My kids were exhasuted daily upon school pick-up. Falling asleep on the 20 minute drive home. Learning but not really growing. Learning to fit in. Learning things that had nothing to do with real academics. Fighting and fighting and fighting during the few evening hours we had together as a family.
So we began to slow down. And it was lovely. We had more time for each other, more time to just be and just play. I said no to anything and everything that would stress me out. Of course there would be times I slipped and forgot. Like last year when I volunteered to teach two classes at our homeschool co-op and coach my daughter’s soccer team because no one else would and the head of the soccer association asked me very nicely. Luckily, I see that those obligations were not good for me or our family so this year I will be politely declining.
What comes next?

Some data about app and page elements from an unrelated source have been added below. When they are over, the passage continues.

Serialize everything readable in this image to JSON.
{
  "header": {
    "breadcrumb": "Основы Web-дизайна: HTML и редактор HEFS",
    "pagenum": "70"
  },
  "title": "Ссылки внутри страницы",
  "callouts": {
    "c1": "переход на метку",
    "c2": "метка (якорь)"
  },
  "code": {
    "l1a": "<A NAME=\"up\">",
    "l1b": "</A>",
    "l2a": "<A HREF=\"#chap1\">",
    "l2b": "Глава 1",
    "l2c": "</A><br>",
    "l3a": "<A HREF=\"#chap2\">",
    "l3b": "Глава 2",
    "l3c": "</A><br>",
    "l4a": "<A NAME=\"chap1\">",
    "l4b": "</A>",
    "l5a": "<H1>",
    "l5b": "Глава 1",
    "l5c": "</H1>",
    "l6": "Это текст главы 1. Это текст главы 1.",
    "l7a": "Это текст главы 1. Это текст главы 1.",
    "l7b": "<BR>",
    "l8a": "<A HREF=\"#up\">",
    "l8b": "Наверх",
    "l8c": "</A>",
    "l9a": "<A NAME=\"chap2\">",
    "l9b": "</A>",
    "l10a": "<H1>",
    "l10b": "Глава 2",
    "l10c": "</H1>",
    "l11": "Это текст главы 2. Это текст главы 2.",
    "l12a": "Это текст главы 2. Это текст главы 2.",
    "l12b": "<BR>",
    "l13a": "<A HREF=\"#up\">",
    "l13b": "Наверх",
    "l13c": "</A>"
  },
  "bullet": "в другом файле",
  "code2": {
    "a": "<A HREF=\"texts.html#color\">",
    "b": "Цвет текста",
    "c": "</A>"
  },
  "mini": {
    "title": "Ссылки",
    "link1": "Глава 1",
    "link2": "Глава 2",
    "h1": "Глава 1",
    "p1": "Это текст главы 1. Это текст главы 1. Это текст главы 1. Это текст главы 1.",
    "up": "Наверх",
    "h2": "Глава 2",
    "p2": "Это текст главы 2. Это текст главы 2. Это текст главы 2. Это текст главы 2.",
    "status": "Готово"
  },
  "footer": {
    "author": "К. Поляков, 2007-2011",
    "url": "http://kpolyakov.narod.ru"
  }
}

Small things, I suppose. We switched to raw milk for our health. We added a few goats to our Tiny Farm this year. Increased our flock of chickens. We plan on implementing some permaculture techniques in our garden due to us not being the most awesome gardeners. (Although, I do still have butternut squash in my kitchen from late last summer so we must not be all that bad.) We are learning to take care of our fruit trees and we added some berry bushes. All this to help bring our food a bit closer to home. Which is ironic since we own a grocery store. But you know, we’ve done things there to help the movement. Adding an organic/gluten free section and trying to buy produce from local farmers to name a few.

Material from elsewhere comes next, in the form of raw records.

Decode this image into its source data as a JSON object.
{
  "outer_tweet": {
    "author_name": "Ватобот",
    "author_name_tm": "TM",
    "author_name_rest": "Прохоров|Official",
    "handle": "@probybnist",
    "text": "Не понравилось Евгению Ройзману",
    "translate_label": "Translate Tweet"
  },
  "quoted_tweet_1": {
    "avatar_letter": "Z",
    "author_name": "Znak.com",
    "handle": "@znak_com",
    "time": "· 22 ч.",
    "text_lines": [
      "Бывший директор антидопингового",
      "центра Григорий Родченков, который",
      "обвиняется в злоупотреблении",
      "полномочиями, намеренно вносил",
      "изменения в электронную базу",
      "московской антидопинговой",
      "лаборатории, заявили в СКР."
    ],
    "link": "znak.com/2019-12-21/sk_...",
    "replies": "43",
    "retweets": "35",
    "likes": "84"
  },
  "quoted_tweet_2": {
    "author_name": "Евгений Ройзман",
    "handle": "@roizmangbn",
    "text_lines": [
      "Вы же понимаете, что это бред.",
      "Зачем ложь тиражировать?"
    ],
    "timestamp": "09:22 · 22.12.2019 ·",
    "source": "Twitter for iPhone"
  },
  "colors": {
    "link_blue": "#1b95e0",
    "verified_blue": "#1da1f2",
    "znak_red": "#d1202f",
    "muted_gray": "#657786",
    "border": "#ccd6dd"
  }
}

In the making it for yourself department, my husband has become quite skilled at brewing craft beer over the past few year. The man spent months chopping and stacking wood to ensure we wouldn’t be having to buy any this Winter. He received beekeeping equipment for Christmas and we will have new winged friends in our backyard in a few months. He seems more interested in helping the honeybees thrive than harvesting actual honey but I’m sure his tune will change. Just the other evening, I caught him making soap.
I do my part thru my cooking and gardening and animal tending. I picked up knitting as another slow hobby and a way to take back a bit of control of our accessories. $10 for a cheap scarf? No thank you. I’ll make it myself and know whose hands it came from. Not to mention that fiber arts are just beautiful.
And the road to simple just keeps on going. I love this road. It’s not smooth by any means, and a lot of the time it means hard work. But hard work is something our society has begun to greatly undervalue. Hard work can make you stand out. Authenticity can make you stand out. I guess in teaching my children the value of both of these things, I am teaching them to stand out. I’m quite alright with that.